William Glackens Biography

William Glackens




Painter, printmaker, and co-counder of the Ashcan School William James Glackens was born March 13, 1870 in Philadelphia, Pennsylvania. After graduating from the renowned Central High School he secured a job as an artist-reporter for the Philadelphia Record, and in 1892 he left for a position as an illustrator at the Philadelphia Press. At this time he enrolled in courses at the Pennsylvania Academy of the Fine Arts, and though he proved to be a unreliable student, it was at this school that he made the connections that would prove most valuable to him throughout his career. Friendships with John Sloan and Robert Henri would eventually help to form the Ashcan School.

Glackens spent the year 1895 traveling throughout Europe to study Old Masters and burgeoning Modern artists. Unlike his fellow artists and travelers, he did not attend art schools of Europe, choosing instead to continue his autodidactic path. He returned to the U.S. in 1896, settling in New York, but he would visit Paris frequently throughout the rest of his career. 

Glackens continued to work as an illustrator as he pursued fine art, creating imagery for New York World, New York Herals, McClure's, and more while continuing to paint and exhibit. In 1901 he participated in his first major galery exhibition at the Allen Gallery with Henri and Sloan.
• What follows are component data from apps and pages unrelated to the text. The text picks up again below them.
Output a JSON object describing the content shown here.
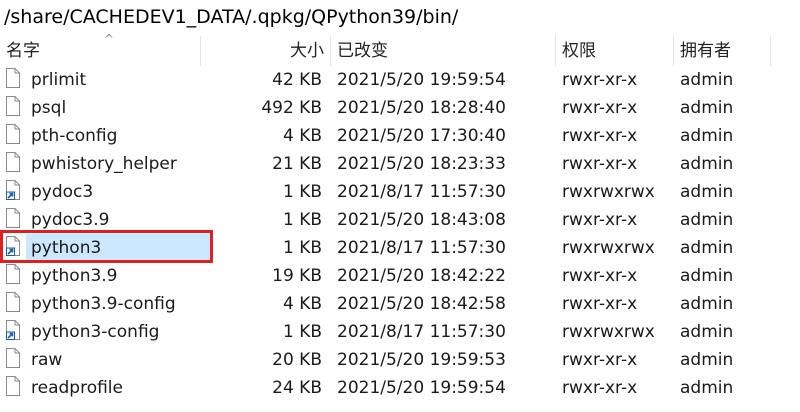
{
  "path_value": "/share/CACHEDEV1_DATA/.qpkg/QPython39/bin/",
  "columns": {
    "name": "名字",
    "size": "大小",
    "modified": "已改变",
    "permissions": "权限",
    "owner": "拥有者"
  },
  "sort_arrow": "^",
  "colors": {
    "selection": "#cce8ff",
    "highlight_border": "#e02020",
    "shortcut_arrow": "#1a5fb4"
  },
  "files": [
    {
      "name": "prlimit",
      "size": "42 KB",
      "modified": "2021/5/20 19:59:54",
      "permissions": "rwxr-xr-x",
      "owner": "admin",
      "icon": "file-icon"
    },
    {
      "name": "psql",
      "size": "492 KB",
      "modified": "2021/5/20 18:28:40",
      "permissions": "rwxr-xr-x",
      "owner": "admin",
      "icon": "file-icon"
    },
    {
      "name": "pth-config",
      "size": "4 KB",
      "modified": "2021/5/20 17:30:40",
      "permissions": "rwxr-xr-x",
      "owner": "admin",
      "icon": "file-icon"
    },
    {
      "name": "pwhistory_helper",
      "size": "21 KB",
      "modified": "2021/5/20 18:23:33",
      "permissions": "rwxr-xr-x",
      "owner": "admin",
      "icon": "file-icon"
    },
    {
      "name": "pydoc3",
      "size": "1 KB",
      "modified": "2021/8/17 11:57:30",
      "permissions": "rwxrwxrwx",
      "owner": "admin",
      "icon": "shortcut-icon"
    },
    {
      "name": "pydoc3.9",
      "size": "1 KB",
      "modified": "2021/5/20 18:43:08",
      "permissions": "rwxr-xr-x",
      "owner": "admin",
      "icon": "file-icon"
    },
    {
      "name": "python3",
      "size": "1 KB",
      "modified": "2021/8/17 11:57:30",
      "permissions": "rwxrwxrwx",
      "owner": "admin",
      "icon": "shortcut-icon",
      "selected": true
    },
    {
      "name": "python3.9",
      "size": "19 KB",
      "modified": "2021/5/20 18:42:22",
      "permissions": "rwxr-xr-x",
      "owner": "admin",
      "icon": "file-icon"
    },
    {
      "name": "python3.9-config",
      "size": "4 KB",
      "modified": "2021/5/20 18:42:58",
      "permissions": "rwxr-xr-x",
      "owner": "admin",
      "icon": "file-icon"
    },
    {
      "name": "python3-config",
      "size": "1 KB",
      "modified": "2021/8/17 11:57:30",
      "permissions": "rwxrwxrwx",
      "owner": "admin",
      "icon": "shortcut-icon"
    },
    {
      "name": "raw",
      "size": "20 KB",
      "modified": "2021/5/20 19:59:53",
      "permissions": "rwxr-xr-x",
      "owner": "admin",
      "icon": "file-icon"
    },
    {
      "name": "readprofile",
      "size": "24 KB",
      "modified": "2021/5/20 19:59:54",
      "permissions": "rwxr-xr-x",
      "owner": "admin",
      "icon": "file-icon"
    }
  ]
}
He was elected into the National Academy of Design as an Associate member in 1906 and, despite the clashes he had with the institution, he would become a full Academician in 1933. BY 1908, the Ashcan School was fully realized, with artists Glackens, Henri, Sloan, George Luks, and Everett Shinn forming the core of the group and Arthur B. Davies, Ernest LAwson, and Maurice Pendergrast making up "The Eight," as they were dubbed by the press. Their common ideaology was formed in retaliation of the National Academy of Design and its conservative stance on art. A scandalous and revolutionary uprising, the eight participating artists inspired others throughout the East Coast and beyond, and helped paved the way for Modernism in the United States. 

His later career delved into contemporary Impressionism, breaking away from the moodier social realism that helped push him into the limelight and allowing him to concentrate on saturated color and form. Meanwhile, he continued to promote Modern art and his friend Albert C. Barnes, inventor and millionaire, hired Glackens to travel to Europe and purchase what would become the beginning of the Barnes Foundation art collection. This helped establish Glackens as a leading expert in contemporary work of the time, and of new movements that would appear in the famous 1913 Armory Show. He helped found the Society of Independent Artists and continued to paint and exhibit, earning two gold medals for his work in exhibitions at the Pennsylvania Academy of Fine Arts in 1933 and 1936.

Glackens' career was ultimately defined by both his willingness to search out and promote new art and artists, as well as work partially within these experimental bounds and then return, once more, to Impressionism. He was seen as old fashioned by the time of his death on May 22, 1938, but the entirety of his career read as that of an artist's artist: one who created for the sake of creation.